» WORK REQUIRED: Every line below that holds the string "IMAGES" should be copied out.
** Opening DATA UNDER STUDY block **
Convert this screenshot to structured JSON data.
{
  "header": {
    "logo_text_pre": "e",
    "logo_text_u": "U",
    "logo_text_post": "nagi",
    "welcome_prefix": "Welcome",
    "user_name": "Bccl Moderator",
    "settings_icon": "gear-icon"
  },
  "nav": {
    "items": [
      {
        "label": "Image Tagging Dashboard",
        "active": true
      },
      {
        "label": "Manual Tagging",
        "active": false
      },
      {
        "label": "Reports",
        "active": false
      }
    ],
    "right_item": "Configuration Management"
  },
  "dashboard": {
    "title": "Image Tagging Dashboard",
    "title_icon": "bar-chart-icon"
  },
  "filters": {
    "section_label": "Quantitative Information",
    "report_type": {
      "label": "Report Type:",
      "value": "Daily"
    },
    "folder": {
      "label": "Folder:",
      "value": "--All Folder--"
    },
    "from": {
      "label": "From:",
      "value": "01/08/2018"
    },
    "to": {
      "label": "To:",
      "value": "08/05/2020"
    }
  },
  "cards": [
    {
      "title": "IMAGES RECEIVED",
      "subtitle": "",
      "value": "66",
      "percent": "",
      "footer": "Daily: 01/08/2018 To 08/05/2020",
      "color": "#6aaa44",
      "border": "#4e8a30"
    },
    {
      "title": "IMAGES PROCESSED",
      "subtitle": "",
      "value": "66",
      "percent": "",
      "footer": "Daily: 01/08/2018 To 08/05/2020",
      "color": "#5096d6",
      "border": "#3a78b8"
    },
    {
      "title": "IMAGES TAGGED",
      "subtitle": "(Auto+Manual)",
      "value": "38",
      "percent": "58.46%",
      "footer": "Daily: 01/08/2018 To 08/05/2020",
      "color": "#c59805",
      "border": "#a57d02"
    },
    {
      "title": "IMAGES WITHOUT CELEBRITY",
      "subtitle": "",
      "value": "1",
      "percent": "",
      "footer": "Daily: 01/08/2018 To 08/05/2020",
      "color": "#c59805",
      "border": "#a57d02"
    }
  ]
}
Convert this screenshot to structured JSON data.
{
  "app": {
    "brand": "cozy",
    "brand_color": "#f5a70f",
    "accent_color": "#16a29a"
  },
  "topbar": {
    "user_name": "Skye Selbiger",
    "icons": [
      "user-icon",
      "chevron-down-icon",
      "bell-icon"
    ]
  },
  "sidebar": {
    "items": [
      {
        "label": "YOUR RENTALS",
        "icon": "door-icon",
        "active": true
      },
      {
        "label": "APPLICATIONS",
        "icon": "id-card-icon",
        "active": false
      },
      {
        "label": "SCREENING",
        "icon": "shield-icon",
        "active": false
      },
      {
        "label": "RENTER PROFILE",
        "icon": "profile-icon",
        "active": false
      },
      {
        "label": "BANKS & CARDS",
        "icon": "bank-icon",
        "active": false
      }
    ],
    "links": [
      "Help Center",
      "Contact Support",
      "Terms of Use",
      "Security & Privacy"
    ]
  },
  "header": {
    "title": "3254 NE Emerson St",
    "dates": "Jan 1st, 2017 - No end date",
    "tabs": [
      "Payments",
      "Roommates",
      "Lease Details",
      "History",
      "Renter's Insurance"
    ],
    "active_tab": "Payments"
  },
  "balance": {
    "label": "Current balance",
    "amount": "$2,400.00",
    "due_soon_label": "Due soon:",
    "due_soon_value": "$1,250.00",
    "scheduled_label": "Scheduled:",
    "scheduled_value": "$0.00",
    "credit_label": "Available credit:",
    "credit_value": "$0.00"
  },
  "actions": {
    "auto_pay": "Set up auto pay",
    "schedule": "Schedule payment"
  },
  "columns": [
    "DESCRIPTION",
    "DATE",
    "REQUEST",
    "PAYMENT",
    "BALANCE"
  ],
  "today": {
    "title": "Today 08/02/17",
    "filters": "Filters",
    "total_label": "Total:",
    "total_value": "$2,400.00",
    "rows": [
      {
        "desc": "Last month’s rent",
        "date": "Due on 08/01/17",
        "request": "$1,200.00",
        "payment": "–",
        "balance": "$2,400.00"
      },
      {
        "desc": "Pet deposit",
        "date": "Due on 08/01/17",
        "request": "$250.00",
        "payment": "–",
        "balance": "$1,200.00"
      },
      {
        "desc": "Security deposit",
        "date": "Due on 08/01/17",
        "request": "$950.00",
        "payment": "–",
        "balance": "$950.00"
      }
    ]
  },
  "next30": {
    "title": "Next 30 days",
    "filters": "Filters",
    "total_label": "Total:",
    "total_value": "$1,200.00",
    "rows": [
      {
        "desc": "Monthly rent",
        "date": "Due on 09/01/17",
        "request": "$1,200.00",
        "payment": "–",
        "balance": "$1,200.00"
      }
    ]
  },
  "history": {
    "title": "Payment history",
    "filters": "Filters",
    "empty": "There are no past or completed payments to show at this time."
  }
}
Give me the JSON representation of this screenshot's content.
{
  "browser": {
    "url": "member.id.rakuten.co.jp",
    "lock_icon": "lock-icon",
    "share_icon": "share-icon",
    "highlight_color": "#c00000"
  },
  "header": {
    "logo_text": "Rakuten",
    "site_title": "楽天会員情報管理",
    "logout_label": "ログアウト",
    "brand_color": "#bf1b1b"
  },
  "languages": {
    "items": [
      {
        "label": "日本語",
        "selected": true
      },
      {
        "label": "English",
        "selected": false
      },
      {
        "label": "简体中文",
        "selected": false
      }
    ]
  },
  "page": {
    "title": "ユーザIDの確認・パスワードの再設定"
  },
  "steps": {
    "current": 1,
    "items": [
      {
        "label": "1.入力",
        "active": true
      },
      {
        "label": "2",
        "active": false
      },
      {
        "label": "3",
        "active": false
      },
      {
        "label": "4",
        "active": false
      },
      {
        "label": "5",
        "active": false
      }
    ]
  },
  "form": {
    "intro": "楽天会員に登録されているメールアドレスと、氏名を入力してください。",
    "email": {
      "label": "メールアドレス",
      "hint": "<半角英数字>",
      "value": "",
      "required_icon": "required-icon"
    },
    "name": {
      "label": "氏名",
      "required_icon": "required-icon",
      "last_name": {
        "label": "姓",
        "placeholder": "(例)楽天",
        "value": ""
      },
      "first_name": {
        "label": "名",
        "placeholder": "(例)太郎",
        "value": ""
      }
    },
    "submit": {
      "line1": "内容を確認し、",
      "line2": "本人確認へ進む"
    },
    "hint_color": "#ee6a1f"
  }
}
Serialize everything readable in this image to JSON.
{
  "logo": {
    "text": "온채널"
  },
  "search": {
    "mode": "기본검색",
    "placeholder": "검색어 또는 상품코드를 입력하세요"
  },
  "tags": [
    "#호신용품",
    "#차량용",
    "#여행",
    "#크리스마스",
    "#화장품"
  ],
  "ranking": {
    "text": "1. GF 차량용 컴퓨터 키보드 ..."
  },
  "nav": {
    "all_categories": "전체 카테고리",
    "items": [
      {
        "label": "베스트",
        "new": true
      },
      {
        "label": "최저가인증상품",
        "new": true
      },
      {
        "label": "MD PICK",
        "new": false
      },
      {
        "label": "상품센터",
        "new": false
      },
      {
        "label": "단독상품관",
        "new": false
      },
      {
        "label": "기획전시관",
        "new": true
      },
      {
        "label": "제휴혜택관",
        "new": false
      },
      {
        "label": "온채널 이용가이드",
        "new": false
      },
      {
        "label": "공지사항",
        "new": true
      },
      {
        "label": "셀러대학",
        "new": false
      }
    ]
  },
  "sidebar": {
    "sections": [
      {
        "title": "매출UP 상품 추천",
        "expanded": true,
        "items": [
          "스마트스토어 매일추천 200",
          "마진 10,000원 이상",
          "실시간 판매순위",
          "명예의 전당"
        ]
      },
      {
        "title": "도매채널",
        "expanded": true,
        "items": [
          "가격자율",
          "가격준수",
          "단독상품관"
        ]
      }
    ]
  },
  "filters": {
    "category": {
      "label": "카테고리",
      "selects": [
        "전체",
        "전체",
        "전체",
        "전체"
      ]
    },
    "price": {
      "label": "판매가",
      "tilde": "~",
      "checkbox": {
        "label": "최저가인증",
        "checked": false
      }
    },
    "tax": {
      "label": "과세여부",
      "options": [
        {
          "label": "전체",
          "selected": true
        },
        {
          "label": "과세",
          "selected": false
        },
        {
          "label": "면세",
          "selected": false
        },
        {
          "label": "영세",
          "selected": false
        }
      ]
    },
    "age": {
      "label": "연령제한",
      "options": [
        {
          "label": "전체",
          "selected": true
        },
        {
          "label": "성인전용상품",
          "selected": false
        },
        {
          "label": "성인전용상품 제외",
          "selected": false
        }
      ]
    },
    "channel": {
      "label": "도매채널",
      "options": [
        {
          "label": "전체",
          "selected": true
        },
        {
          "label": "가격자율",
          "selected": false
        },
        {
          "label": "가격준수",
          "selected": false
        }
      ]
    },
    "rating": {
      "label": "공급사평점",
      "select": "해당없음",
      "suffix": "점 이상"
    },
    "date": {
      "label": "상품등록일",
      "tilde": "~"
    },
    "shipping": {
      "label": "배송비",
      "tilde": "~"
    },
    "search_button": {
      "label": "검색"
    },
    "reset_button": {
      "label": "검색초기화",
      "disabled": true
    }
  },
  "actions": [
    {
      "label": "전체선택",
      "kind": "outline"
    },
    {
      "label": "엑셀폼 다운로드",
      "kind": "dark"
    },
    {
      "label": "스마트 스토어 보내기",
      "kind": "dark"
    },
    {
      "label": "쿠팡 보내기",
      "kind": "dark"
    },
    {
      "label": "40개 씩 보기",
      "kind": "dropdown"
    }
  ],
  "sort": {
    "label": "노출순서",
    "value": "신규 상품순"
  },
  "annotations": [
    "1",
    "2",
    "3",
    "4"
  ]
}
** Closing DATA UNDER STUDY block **
» ANSWER:
      "title": "IMAGES RECEIVED",
      "title": "IMAGES PROCESSED",
      "title": "IMAGES TAGGED",
      "title": "IMAGES WITHOUT CELEBRITY",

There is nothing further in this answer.